FURTHER NOTE: The mistake people make in this (and other) matters regarding complementarity is that they look for symmetry. In fact, complementarity is necessary precisely because of the lack of symmetry.
The primary thing about family (for Mormons) is motherhood, which can be defined quickly, simply, single word. Fatherhood is secondary and needs more words to describe. Women are (in essence) mothers, (worthy) men are priests - but motherhood and priesthood are not symmetrical. Very obviously not!
(For Mormons) Healthy women just are mothers, but men must be worthy to be priests. In the church the priesthood is primary, in the family motherhood is primary - but not in the same way. The priesthood and Relief society (the women's organization) are complementary in the church, but not symmetrical - and the priesthood is primary.
In Catholic Christianity celibacy is primary, men are primary - because men are priests. Motherhood comes below celibacy, and celibate female religious are not necessary. The church is necessary for salvation - but only men are necessary to the church: therefore women are not (religiously) necessary to Catholics.
In traditional Protestant denominations, the family comes above celibacy, but men dominate the family and the church alike, in a symmetrical fashion; because men are always the leaders and women must always submit (whatever the circumstances). In religious terms, men and women are individuals and equivalent in value.
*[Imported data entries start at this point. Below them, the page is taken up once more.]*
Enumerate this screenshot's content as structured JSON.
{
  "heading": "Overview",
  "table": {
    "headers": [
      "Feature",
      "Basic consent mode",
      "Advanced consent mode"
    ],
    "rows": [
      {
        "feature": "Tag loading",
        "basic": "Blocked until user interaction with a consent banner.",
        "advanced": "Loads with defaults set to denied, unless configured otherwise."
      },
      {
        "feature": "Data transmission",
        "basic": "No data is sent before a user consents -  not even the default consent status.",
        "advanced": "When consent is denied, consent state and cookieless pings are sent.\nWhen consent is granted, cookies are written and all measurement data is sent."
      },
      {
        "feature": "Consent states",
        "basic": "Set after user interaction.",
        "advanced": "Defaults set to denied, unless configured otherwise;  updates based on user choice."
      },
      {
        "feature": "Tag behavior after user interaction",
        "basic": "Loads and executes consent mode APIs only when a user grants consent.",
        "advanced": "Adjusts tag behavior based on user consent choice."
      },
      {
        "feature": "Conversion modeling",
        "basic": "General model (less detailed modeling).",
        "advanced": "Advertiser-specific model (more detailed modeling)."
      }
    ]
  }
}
Women are not religiously necessary, but neither are men, except in the church - but (for Protestants) the church is not necessary.
And in Christianity's most formidable rival something similar prevails: all men submit to God, men have duties of worship, all women submit to all men, women are not religiously necessary.
Only in Mormonism are both men and women necessary and also the church necessary; but not to salvation, only to the higher levels of theosis.